YOUR INSTRUCTIONS ▸
Find the lines below that contain the string "likes", count them, and give only the number.

━━━ STORED DATA

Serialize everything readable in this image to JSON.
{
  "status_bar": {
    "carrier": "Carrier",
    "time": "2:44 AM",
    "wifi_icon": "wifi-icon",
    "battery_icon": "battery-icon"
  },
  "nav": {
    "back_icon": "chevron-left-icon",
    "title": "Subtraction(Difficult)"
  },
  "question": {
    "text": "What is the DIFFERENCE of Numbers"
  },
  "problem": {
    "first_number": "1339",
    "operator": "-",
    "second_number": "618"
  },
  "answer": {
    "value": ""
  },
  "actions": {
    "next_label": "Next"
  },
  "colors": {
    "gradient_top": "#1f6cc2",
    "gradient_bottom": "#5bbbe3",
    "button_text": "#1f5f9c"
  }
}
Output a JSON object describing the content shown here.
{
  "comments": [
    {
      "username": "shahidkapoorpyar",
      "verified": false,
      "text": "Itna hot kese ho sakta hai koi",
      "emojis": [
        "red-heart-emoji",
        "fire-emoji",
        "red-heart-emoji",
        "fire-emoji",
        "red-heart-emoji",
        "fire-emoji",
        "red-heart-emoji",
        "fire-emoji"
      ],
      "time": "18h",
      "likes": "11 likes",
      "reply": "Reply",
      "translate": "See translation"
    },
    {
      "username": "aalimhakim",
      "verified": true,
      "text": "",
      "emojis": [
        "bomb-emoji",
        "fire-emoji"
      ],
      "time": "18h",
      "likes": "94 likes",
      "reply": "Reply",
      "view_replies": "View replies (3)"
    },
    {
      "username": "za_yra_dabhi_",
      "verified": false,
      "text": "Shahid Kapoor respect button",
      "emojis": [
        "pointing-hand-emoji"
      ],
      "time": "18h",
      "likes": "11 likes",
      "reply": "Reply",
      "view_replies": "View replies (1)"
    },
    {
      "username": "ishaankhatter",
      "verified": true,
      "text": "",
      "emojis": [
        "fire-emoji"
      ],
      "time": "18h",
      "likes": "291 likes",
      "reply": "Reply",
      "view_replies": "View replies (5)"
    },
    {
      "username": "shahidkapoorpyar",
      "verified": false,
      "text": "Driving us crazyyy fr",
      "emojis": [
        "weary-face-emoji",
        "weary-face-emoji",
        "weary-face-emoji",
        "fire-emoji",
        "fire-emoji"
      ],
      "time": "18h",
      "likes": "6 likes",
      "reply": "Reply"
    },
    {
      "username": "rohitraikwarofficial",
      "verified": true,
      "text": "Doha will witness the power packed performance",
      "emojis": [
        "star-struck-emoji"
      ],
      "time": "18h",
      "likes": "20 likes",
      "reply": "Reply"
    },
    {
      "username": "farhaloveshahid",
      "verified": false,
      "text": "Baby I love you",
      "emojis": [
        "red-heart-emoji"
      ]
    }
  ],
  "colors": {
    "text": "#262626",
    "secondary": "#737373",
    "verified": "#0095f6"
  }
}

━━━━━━

RESULT OF THE TASK ▸
6